Iron deficiency anaemia in childhood and thyroid function.Asia Pac J Clin Nutr. 2003; 12(2):198-202.AP

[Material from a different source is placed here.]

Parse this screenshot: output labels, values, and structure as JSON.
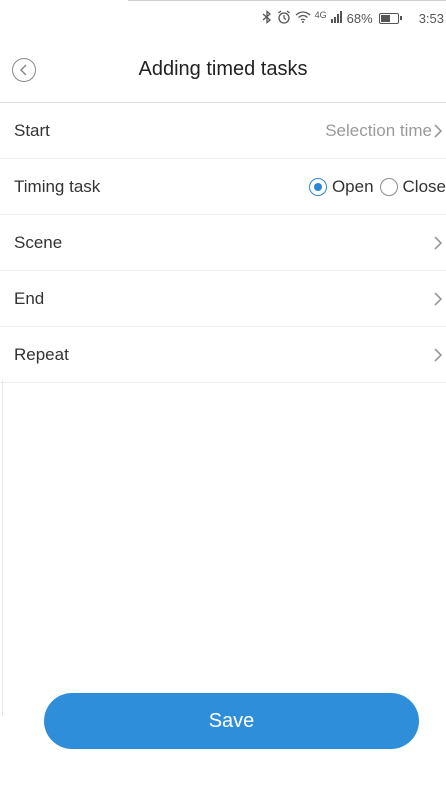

Studies in animals and adults have indicated iron deficiency anaemia to be associated with altered thyroid hormone metabolism. The aim of the present study was to determine the effect of iron deficiency anaemia on the thyroid function of young children. Concentrations of thyroxine (T4) and triiodothyronine (T3), free thyroid hormones (fT4 and fT3), thyroxine binding globulin (TBG), and thyroid stimulating hormone (TSH) were measured in the basal state and in response to an intravenous bolus of thyrotropin releasing hormone (TRH) in nine children one to three years of age with iron deficiency anaemia (IDA) before and after treatment with oral iron. The results of the anaemic children were also compared to basal and stimulated concentrations of thyroid hormones, TBG, and TSH of eight iron sufficient, age-matched children. Seven of the IDA and 6 of the control children were male. The mean haemoglobin (Hb) and serum ferritin (SF) in the IDA children at baseline were 93g/L (range 81-102) and 6g/L (range 1-12) which increased to 121g/L (range 114-129) and 54g/L (range 19-175), respectively, after a mean of 2.3 months (SD 0.5) of iron therapy. In the control group, mean Hb and SF were 125g/L (range 114-130) and 51 g/L (range 24-144), respectively. The basal values of TBG and thyroid hormones of the IDA children before and after iron treatment were not different from the control children. Similarly, there was no statistical difference in the thyroid hormones in the IDA children before compared to after resolution of the anaemia. Compared to the control children, the TSH response over time to TRH, TSH area under the curve (TSHAUC), and the peak TSH value after stimulation were all lower in the IDA children both before and after resolution of anaemia, but the differences were not significant. Iron therapy and resolution of anaemia had no effect among the IDA children. The time to reach the peak TSH concentration was longer in the IDA children (P=0.08) than the control children before iron therapy. While the time to peak TSH decreased upon resolution of the anaemia, the difference was not significant. There was no effect of Hb concentration, age, or anthropometry with TSH, TSHAUC, or time to peak TSH after TRH stimulation in the IDA children before treatment. Normal thyroid function was preserved in these children with iron deficiency anaemia, however three of nine children had minor abnormalities of hypothalamic-pituitary function. These results indicate that hypothyroidism is unlikely to be a major cause of impaired psychomotor development or growth in young children with iron deficiency anaemia.